S. 91(2) of the Constitutional Act, 1867
“regulation of trade and commerce”
What is the scope of the trade and commerce power?
Citizen Insurance Company v. Parsons (1881)
It is settled that the Parliament can regulate international or interprovincial trade and commerce.
The question is often raised as to whether the Parliament should be allowed to regulate intraprovincial trade in order to regulate international or interprovincial trade.
“If the federal Parliament cannot regulate local trade because it would be more efficient to regulate it together with the extra-provincial trade, a fortiori a provincial Legislature cannot regulate interprovincial trade in a given product because this appears desirable for the effective control of intra-provincial trade.1 In other words, the direct regulation of interprovincial trade is of itself a matter outside the legislative authority of any province and it cannot be treated as an accessory of the local trade.”
It is axiomatic in constitutional law that the courts will look through any scheme in order to strike down all attempts to do indirectly what cannot be done directly: regard must be had to the substance and not to the mere form of the enactment, so that "you cannot do that indirectly which you are prohibited from doing directly" ... Being of opinion that adjustment levies are within provincial jurisdiction, it follows that federal legislation on the subject is invalid.
“In my view, the control of production, whether agricultural or industrial, is prima facie a local matter, a matter of provincial jurisdiction. Egg farms, … are local undertakings subject to provincial jurisdiction under section 92(10) B.N.A. Act…In my view the Carnation case …is conclusive in favour of provincial jurisdiction over undertakings where primary agricultural products are transformed into other food products.

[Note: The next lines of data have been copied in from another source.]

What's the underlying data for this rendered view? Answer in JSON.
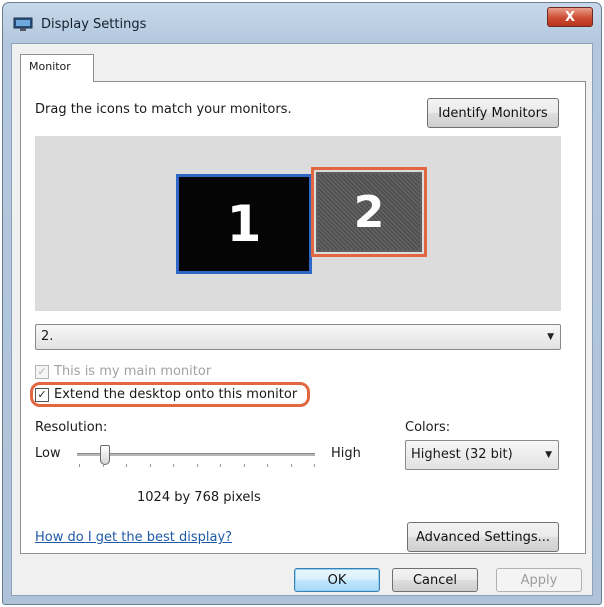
{
  "window": {
    "title": "Display Settings",
    "close_label": "X"
  },
  "tabs": [
    {
      "label": "Monitor"
    }
  ],
  "monitor": {
    "instruction": "Drag the icons to match your monitors.",
    "identify_label": "Identify Monitors",
    "monitors": [
      {
        "label": "1"
      },
      {
        "label": "2"
      }
    ],
    "selected_monitor": "2.",
    "main_monitor_label": "This is my main monitor",
    "main_monitor_checked": true,
    "extend_label": "Extend the desktop onto this monitor",
    "extend_checked": true,
    "check_glyph": "✓",
    "resolution": {
      "label": "Resolution:",
      "low": "Low",
      "high": "High",
      "current": "1024 by 768 pixels",
      "slider_position": 0.1
    },
    "colors": {
      "label": "Colors:",
      "value": "Highest (32 bit)"
    },
    "help_link": "How do I get the best display?",
    "advanced_label": "Advanced Settings..."
  },
  "footer": {
    "ok": "OK",
    "cancel": "Cancel",
    "apply": "Apply"
  },
  "colors": {
    "highlight": "#e0673f",
    "selected_monitor_border": "#2f67c9",
    "link": "#1f5aa8"
  },
  "icons": {
    "caret": "▼"
  }
}
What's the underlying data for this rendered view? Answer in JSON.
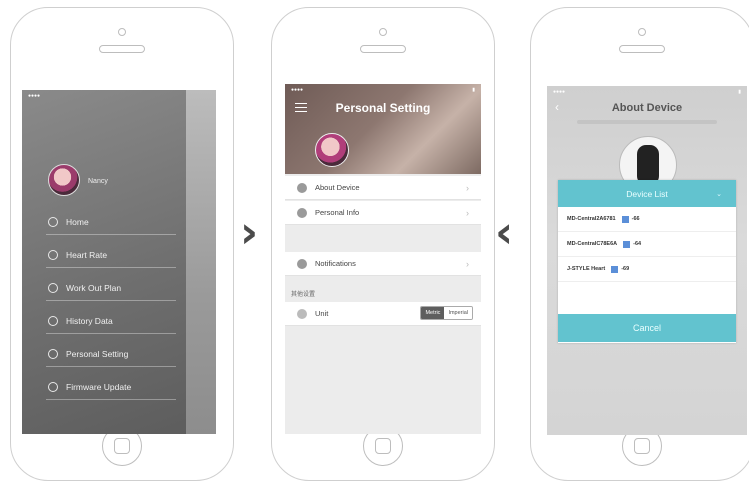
{
  "phone1": {
    "username": "Nancy",
    "menu": [
      "Home",
      "Heart Rate",
      "Work Out Plan",
      "History Data",
      "Personal Setting",
      "Firmware Update"
    ]
  },
  "phone2": {
    "title": "Personal Setting",
    "rows": {
      "about": "About Device",
      "info": "Personal Info",
      "notif": "Notifications"
    },
    "section_label": "其他设置",
    "unit_label": "Unit",
    "unit_options": [
      "Metric",
      "Imperial"
    ],
    "selected_unit": "Metric"
  },
  "phone3": {
    "title": "About Device",
    "dialog_title": "Device List",
    "devices": [
      {
        "name": "MD-Central2A6781",
        "rssi": "-66"
      },
      {
        "name": "MD-CentralC78E6A",
        "rssi": "-64"
      },
      {
        "name": "J-STYLE Heart",
        "rssi": "-69"
      }
    ],
    "cancel": "Cancel"
  },
  "arrows": {
    "right": "›",
    "left": "‹"
  },
  "colors": {
    "accent_teal": "#62c3cf"
  }
}
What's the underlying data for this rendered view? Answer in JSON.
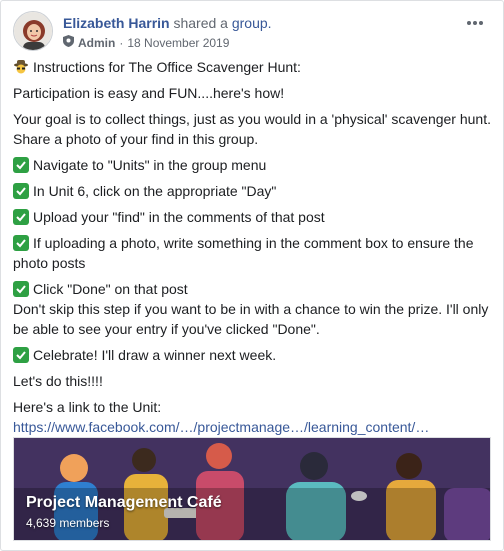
{
  "post": {
    "author": "Elizabeth Harrin",
    "action": "shared a",
    "shared_object": "group.",
    "role": "Admin",
    "date": "18 November 2019",
    "separator": "·"
  },
  "body": {
    "heading": "Instructions for The Office Scavenger Hunt:",
    "intro": "Participation is easy and FUN....here's how!",
    "goal": "Your goal is to collect things, just as you would in a 'physical' scavenger hunt. Share a photo of your find in this group.",
    "steps": [
      "Navigate to \"Units\" in the group menu",
      "In Unit 6, click on the appropriate \"Day\"",
      "Upload your \"find\" in the comments of that post",
      "If uploading a photo, write something in the comment box to ensure the photo posts",
      "Click \"Done\" on that post"
    ],
    "done_note": "Don't skip this step if you want to be in with a chance to win the prize. I'll only be able to see your entry if you've clicked \"Done\".",
    "celebrate": "Celebrate! I'll draw a winner next week.",
    "lets_do": "Let's do this!!!!",
    "link_prefix": "Here's a link to the Unit: ",
    "link_text": "https://www.facebook.com/…/projectmanage…/learning_content/…"
  },
  "shared_group": {
    "name": "Project Management Café",
    "members": "4,639 members"
  },
  "icons": {
    "check": "check-mark-icon",
    "spy": "detective-icon",
    "more": "more-options-icon",
    "shield": "admin-shield-icon"
  },
  "colors": {
    "link": "#385898",
    "check_green": "#2ea043",
    "banner_bg": "#3a2b55"
  }
}
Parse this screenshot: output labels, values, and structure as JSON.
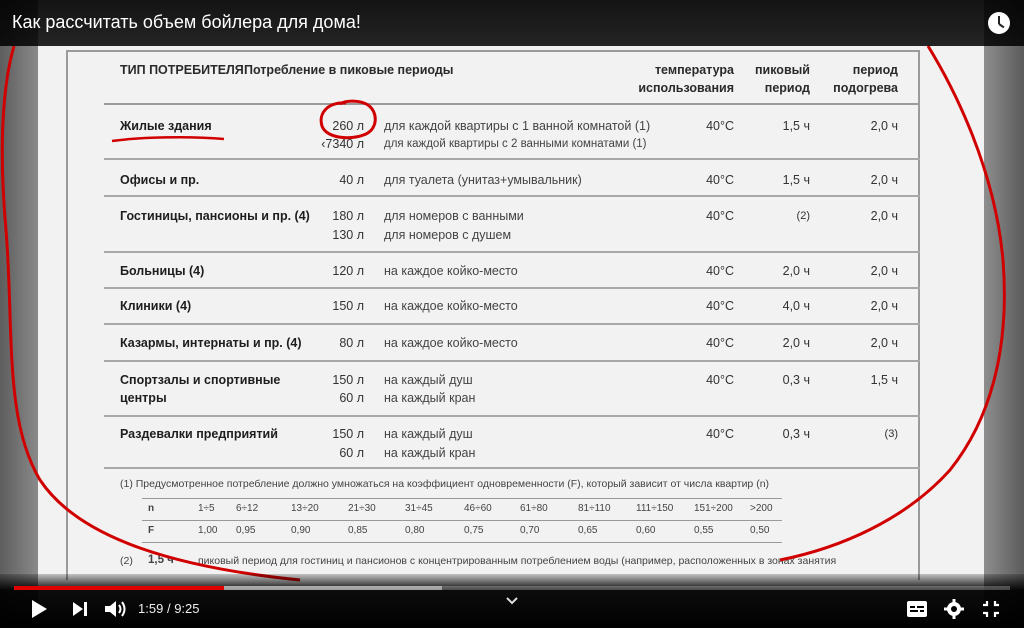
{
  "window": {
    "title": "Как рассчитать объем бойлера для дома!"
  },
  "player": {
    "current_time": "1:59",
    "separator": "/",
    "duration": "9:25",
    "progress_fraction": 0.2106,
    "buffered_fraction": 0.43
  },
  "table": {
    "headers": {
      "consumer": "ТИП ПОТРЕБИТЕЛЯ",
      "consumption": "Потребление в пиковые периоды",
      "temp_line1": "температура",
      "temp_line2": "использования",
      "peak_line1": "пиковый",
      "peak_line2": "период",
      "heat_line1": "период",
      "heat_line2": "подогрева"
    },
    "rows": [
      {
        "name": "Жилые здания",
        "amounts": [
          "260 л",
          "‹7340 л"
        ],
        "descs": [
          "для каждой квартиры с 1 ванной комнатой (1)",
          "для каждой квартиры с 2 ванными комнатами (1)"
        ],
        "temp": "40°C",
        "peak": "1,5 ч",
        "heat": "2,0 ч"
      },
      {
        "name": "Офисы и пр.",
        "amounts": [
          "40 л"
        ],
        "descs": [
          "для туалета (унитаз+умывальник)"
        ],
        "temp": "40°C",
        "peak": "1,5 ч",
        "heat": "2,0 ч"
      },
      {
        "name": "Гостиницы, пансионы и пр. (4)",
        "amounts": [
          "180 л",
          "130 л"
        ],
        "descs": [
          "для номеров с ванными",
          "для номеров с душем"
        ],
        "temp": "40°C",
        "peak": "(2)",
        "heat": "2,0 ч"
      },
      {
        "name": "Больницы (4)",
        "amounts": [
          "120 л"
        ],
        "descs": [
          "на каждое койко-место"
        ],
        "temp": "40°C",
        "peak": "2,0 ч",
        "heat": "2,0 ч"
      },
      {
        "name": "Клиники (4)",
        "amounts": [
          "150 л"
        ],
        "descs": [
          "на каждое койко-место"
        ],
        "temp": "40°C",
        "peak": "4,0 ч",
        "heat": "2,0 ч"
      },
      {
        "name": "Казармы, интернаты и пр. (4)",
        "amounts": [
          "80 л"
        ],
        "descs": [
          "на каждое койко-место"
        ],
        "temp": "40°C",
        "peak": "2,0 ч",
        "heat": "2,0 ч"
      },
      {
        "name_line1": "Спортзалы и спортивные",
        "name_line2": "центры",
        "amounts": [
          "150 л",
          "60 л"
        ],
        "descs": [
          "на каждый душ",
          "на каждый кран"
        ],
        "temp": "40°C",
        "peak": "0,3 ч",
        "heat": "1,5 ч"
      },
      {
        "name": "Раздевалки предприятий",
        "amounts": [
          "150 л",
          "60 л"
        ],
        "descs": [
          "на каждый душ",
          "на каждый кран"
        ],
        "temp": "40°C",
        "peak": "0,3 ч",
        "heat": "(3)"
      }
    ],
    "footnote1": "(1)   Предусмотренное потребление должно умножаться на коэффициент одновременности (F), который зависит от числа квартир (n)",
    "factor_n_label": "n",
    "factor_f_label": "F",
    "factor_n": [
      "1÷5",
      "6÷12",
      "13÷20",
      "21÷30",
      "31÷45",
      "46÷60",
      "61÷80",
      "81÷110",
      "111÷150",
      "151÷200",
      ">200"
    ],
    "factor_f": [
      "1,00",
      "0,95",
      "0,90",
      "0,85",
      "0,80",
      "0,75",
      "0,70",
      "0,65",
      "0,60",
      "0,55",
      "0,50"
    ],
    "footnote2_num": "(2)",
    "footnote2_val": "1,5 ч",
    "footnote2_text": "пиковый период для  гостиниц и пансионов с концентрированным потреблением воды (например, расположенных в зонах занятия"
  },
  "annotation_color": "#d10000",
  "accent_color": "#e00000"
}
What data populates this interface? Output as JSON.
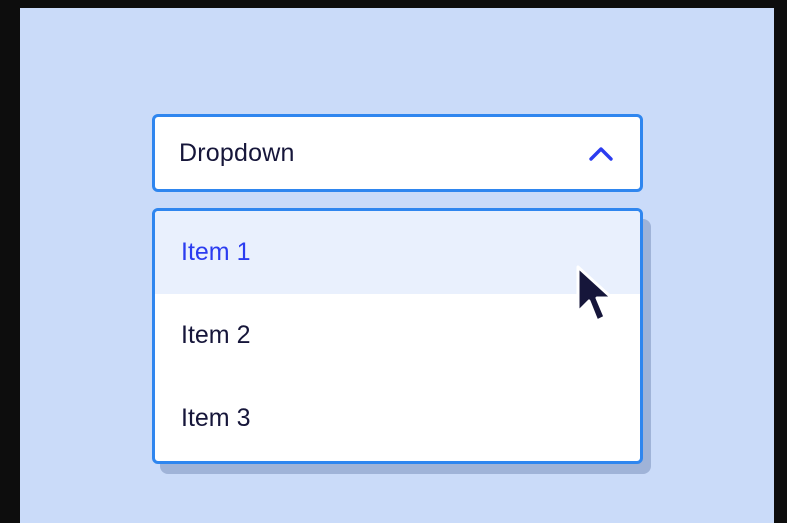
{
  "dropdown": {
    "label": "Dropdown",
    "state": "open",
    "toggle_icon": "chevron-up-icon",
    "items": [
      {
        "label": "Item 1",
        "highlighted": true
      },
      {
        "label": "Item 2",
        "highlighted": false
      },
      {
        "label": "Item 3",
        "highlighted": false
      }
    ]
  },
  "pointer": {
    "icon": "mouse-cursor-icon"
  },
  "colors": {
    "background": "#cadbf9",
    "accent_border": "#2f86ef",
    "highlight_text": "#2b3cf0",
    "highlight_bg": "#e9f0fd",
    "text": "#16163a"
  }
}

In that case, the major portion of the production was shipped outside the province... In view of the reasons given, the conclusion could not be different even if the whole production had been going into extraprovincial trade.”
To what extent provincial legislatures should be allowed to regulate interprovincial trade?